Saturday, December 27, 2008

Coca-cola slammed by FDA

In 2007, Coca-Cola marketed the Diet Coke Plus with a tagline of "a good source of vitamins B3, B6, and B12, and the minerals zinc and magnesium." Now, the FDA has issued a warning letter to Coke for their "mislabeling of it claims.

The "plus" to a product can only be used if the product has at least 10% or more of the Reference Daily Intake or Reference Daily Value. Apparently, Diet Coke Plus's nutrient content fell short on this. The FDA also said in their letter that they felt it wasn't appropriate to fortify snacks like carbonated beverages.
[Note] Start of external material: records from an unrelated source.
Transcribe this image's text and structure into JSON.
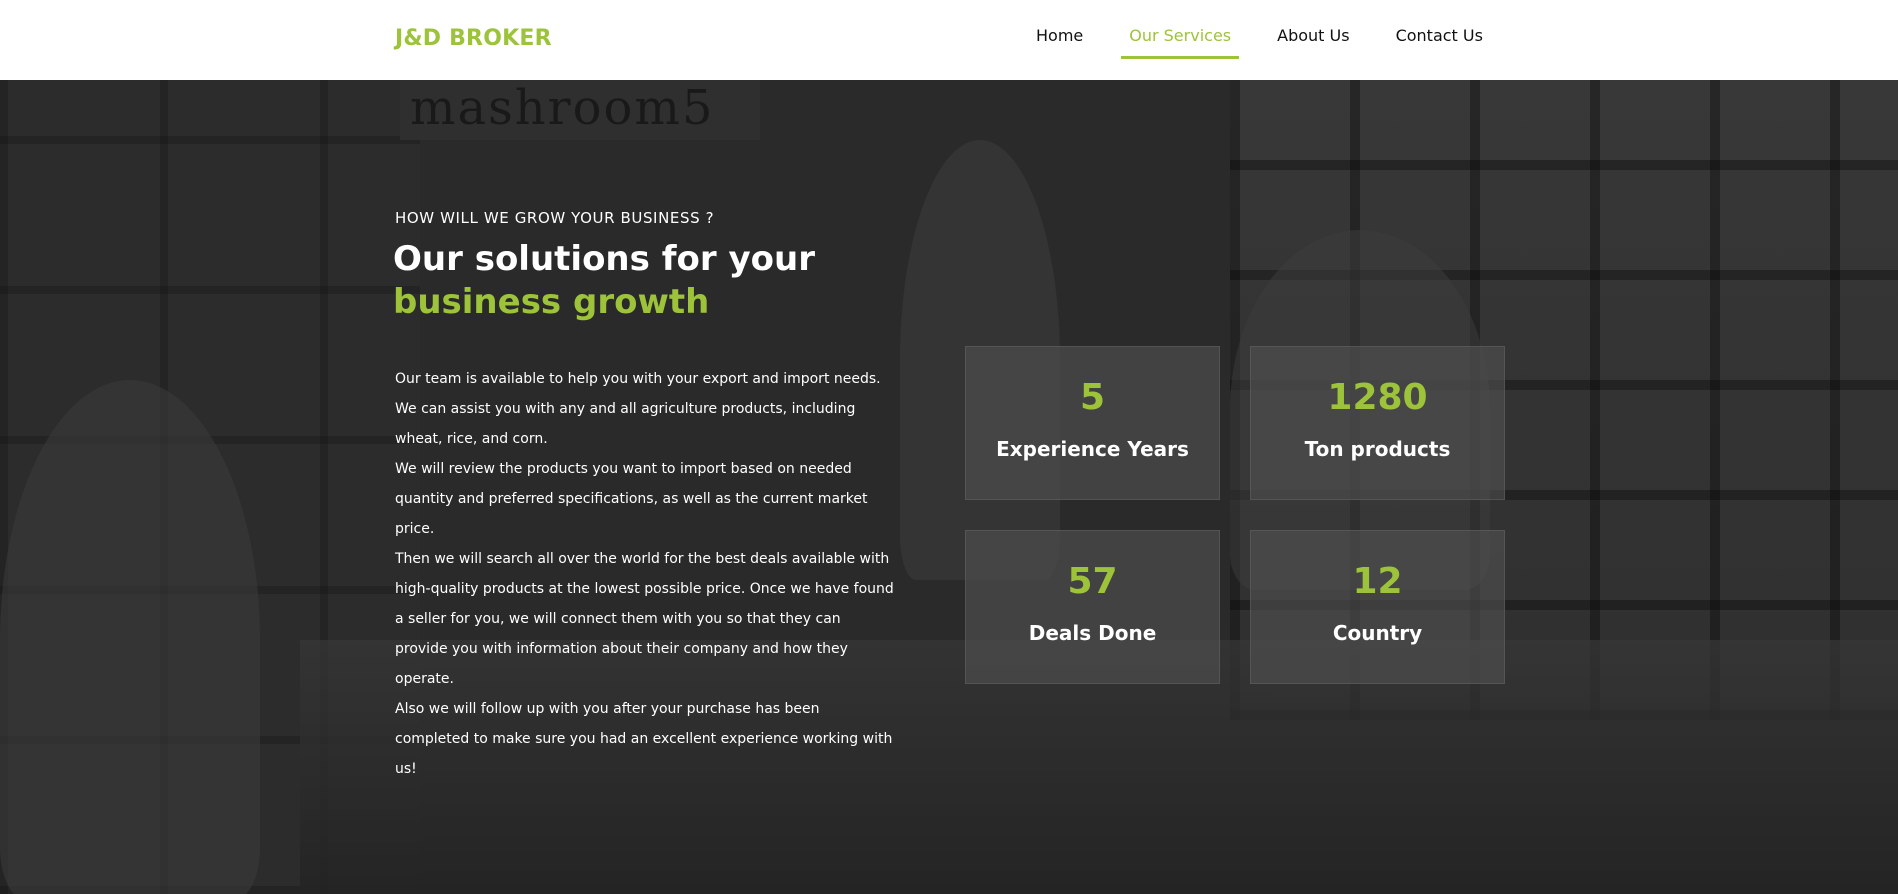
{
  "brand": {
    "name": "J&D BROKER",
    "accent": "#9dc33a"
  },
  "nav": {
    "items": [
      {
        "label": "Home",
        "active": false
      },
      {
        "label": "Our Services",
        "active": true
      },
      {
        "label": "About Us",
        "active": false
      },
      {
        "label": "Contact Us",
        "active": false
      }
    ]
  },
  "hero": {
    "background_sign_text": "mashroom5",
    "kicker": "HOW WILL WE GROW YOUR BUSINESS ?",
    "title_line1": "Our solutions for your",
    "title_line2": "business growth",
    "paragraphs": [
      "Our team is available to help you with your export and import needs. We can assist you with any and all agriculture products, including wheat, rice, and corn.",
      "We will review the products you want to import based on needed quantity and preferred specifications, as well as the current market price.",
      "Then we will search all over the world for the best deals available with high-quality products at the lowest possible price. Once we have found a seller for you, we will connect them with you so that they can provide you with information about their company and how they operate.",
      "Also we will follow up with you after your purchase has been completed to make sure you had an excellent experience working with us!"
    ]
  },
  "stats": [
    {
      "value": "5",
      "label": "Experience Years"
    },
    {
      "value": "1280",
      "label": "Ton products"
    },
    {
      "value": "57",
      "label": "Deals Done"
    },
    {
      "value": "12",
      "label": "Country"
    }
  ]
}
Truly, this doesn't surprise me. Soft drink companies and alike continuously try to reach sales of their products by adding new marketing schemes. I no longer drink soft drinks, but I keep coming back to those who do and wondering whether people really believe you can get sufficient vitamins and minerals from these substances.

Fortification, in general, has been around for a long time. Most notably, cereals are on the most fortified products, however, I'm seeing a lot of other nutrients added to products. For example, omega-3 is now available in some yogurt. Fiber is now in splenda! Tell me how
that one makes sense? With each fortification, strict rules apply in accordance to the FDA
guidelines. And even with the correct labeling, it can still leave consumers confused.

Source: Scientific American


Anonymous said...

Whilst this is clearly very hinkey behaviour, I'd have to question the sanity of anyone who was drinking a product made by coca-cola for the supposed health benefits. A company that used to use their own soft drink to clean out the engines of their transport fleet would be my last choice for liquid refreshment! Pass me the orange juice!!

Lola x

Gaining Back My Life said...

FIBER is in Splenda??? Get OUT!

Tiptoe said...

Lola, I agree too! I think there are really no nutritional benefits to soda, diet or not.

GBML, yeah, it's insane!

Kara said...

It makes me wonder how beneficial nutrient fortification is in things that aren't "supposed" to have those nutrients. I mean, how well can you absorb the fiber from Splenda?

Tiptoe said...

Kara, I know it does sound bizarre to me as well. Fortification can be good for some things, but when you're adding it to substances with little to no nutritional value, it seems like a moot point anyway.

Anonymous said...

You don't absorb fiber. Some kinds absorb water and take it through your system, others are good just because they make you feel full.

But a person definitely eliminates all the fiber they take in.